As Leonard Cohen once sang, 'There is a crack, a crack in everything. That's how the light gets in’. In Catherine Prasifka’s confident debut, it’s also how the author illuminate the paradoxes of being a young person online.

Freshly graduated from college with a politics degree, Sophie is a Gen Zer who is chronically online. At a farewell party for friends leaving Dublin, she yo-yos from crisp bowl to kitchen until a crack appears in the sky.

The crack, a purple streak of light purportedly in the Earth’s atmosphere, is Prasifka’s device for earth-shattering change, something her characters must watch but ultimately have no control over – a metaphor for post-college life, the Covid-19 pandemic or climate change that pulls from Prasifka’s MLitt in fantasy literature.

Over the course of the novel, scientists, television pundits and Sophie’s fellow students try to put some logic on the crack, while a billionaire – no guesses who – suggests driving a car through the crack. In the end the reader doesn’t get many answers on the cosmic event.

It’s also the catalyst for much of the panicked soul-searching done by Sophie. She is one of the cohort burdened with the pressure to self-diagnose. In a job interview she’s asked how it’s affecting her generation, to which she thinks, ‘No one has any clue about hoe anything is affecting my generation’.

Despite aiming the lens at young people who live their lives largely online, one aspect of this that seems vaguely unrealistic is her friends’ shock at her online presence. Shortly after the crack appears, Grace responds to Sophie’s Twitter-fuelled dissection of it with an aghast, "God you’re so online".

It’s mostly through online interactions that we come to understand our narrator. She muses: "Sometimes it feels like my body will scream if it doesn’t have three separate screens in front of it, not even to watch and enjoy any of them, but to use each one as a distraction from the others, and to drown out any independent thoughts I could have about anything."

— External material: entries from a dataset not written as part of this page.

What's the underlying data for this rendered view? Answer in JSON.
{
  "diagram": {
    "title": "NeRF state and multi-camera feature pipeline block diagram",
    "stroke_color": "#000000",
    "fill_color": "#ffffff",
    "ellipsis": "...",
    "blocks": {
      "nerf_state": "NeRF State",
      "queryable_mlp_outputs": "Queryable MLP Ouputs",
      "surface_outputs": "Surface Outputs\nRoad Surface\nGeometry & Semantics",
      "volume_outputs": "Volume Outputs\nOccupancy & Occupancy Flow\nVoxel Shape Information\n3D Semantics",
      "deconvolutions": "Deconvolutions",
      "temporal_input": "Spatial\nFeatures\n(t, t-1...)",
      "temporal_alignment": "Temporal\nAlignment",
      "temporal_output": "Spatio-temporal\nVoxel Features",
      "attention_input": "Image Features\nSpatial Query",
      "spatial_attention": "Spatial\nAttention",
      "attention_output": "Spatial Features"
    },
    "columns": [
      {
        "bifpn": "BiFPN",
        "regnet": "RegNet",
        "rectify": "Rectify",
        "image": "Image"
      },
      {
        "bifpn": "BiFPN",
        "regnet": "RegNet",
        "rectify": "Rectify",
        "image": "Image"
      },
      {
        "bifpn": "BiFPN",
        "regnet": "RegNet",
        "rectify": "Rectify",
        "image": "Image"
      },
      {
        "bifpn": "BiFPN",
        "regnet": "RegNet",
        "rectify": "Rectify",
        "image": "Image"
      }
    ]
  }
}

The author choses an interesting way to not only include social media in the novel, but to flesh out her narrator. Direct quotes only come from secondary characters, while Sophie’s dialogue is merged into her internal dialogue, with responses from other characters the only way to distinguish a thought from a statement.

Dialogue between Sophie and her two love interests, the roguish Finn and seemingly gentle Rory, plays out in text messages and Twitter DMs. While she revels in the in-person interactions with Finn, Sophie strives to keep her relationship with Rory online, saying: "I feel closer to him in cyberspace than I do in real life. I feel closer to myself in cyberspace as well."

Prasifka gathers many of the ills of living in Dublin – and Ireland, by extension – in her arching portrayal of a young Irish life, chief among them the housing crisis, climate change and the fledgling openness of a post-8th amendment society.

Sophie recalls holding her friend Grace’s hand on the airplane home after an abortion, and compulsively looks up houses for sale she believes she’ll never afford. It’s an uncanny portrait of how it must feel to be 22 years old and freshly out in the world, with not even the Earth’s atmosphere in one piece to keep you grounded.

However, many of the interactions between characters on these subjects feel rehearsed and flat. Of course, this is part of the point – these are characters who have reiterated their complaints to each other time and again. What sometimes hinders these moments is a too-fleeting glance at the topics at hand, so that they feel like the Cliff’s Notes version of night-out banter.

As Sophie’s life continues to become more chaotic, in sharp contrast to that of her sister Hannah and Grace, the metaphor of the crack starts to feel tired and heavy-handed. "I’m torn in two, cracked and fragile", Sophie says at one point, even though by then the crack has stopped trending on Twitter.

Overall, it’s a decidedly left-of-centre take on the emerging genre of Irish novels that focus on young people who are lost and striving for meaning in a country that seems to have turned its back on them. Of course, the genre was solidified by Prasifka’s sister-in-law, Sally Rooney, but in her dissection of Gen Z life in Ireland, the author has opened up a new avenue for introspection.

None of This is Serious is published by Canongate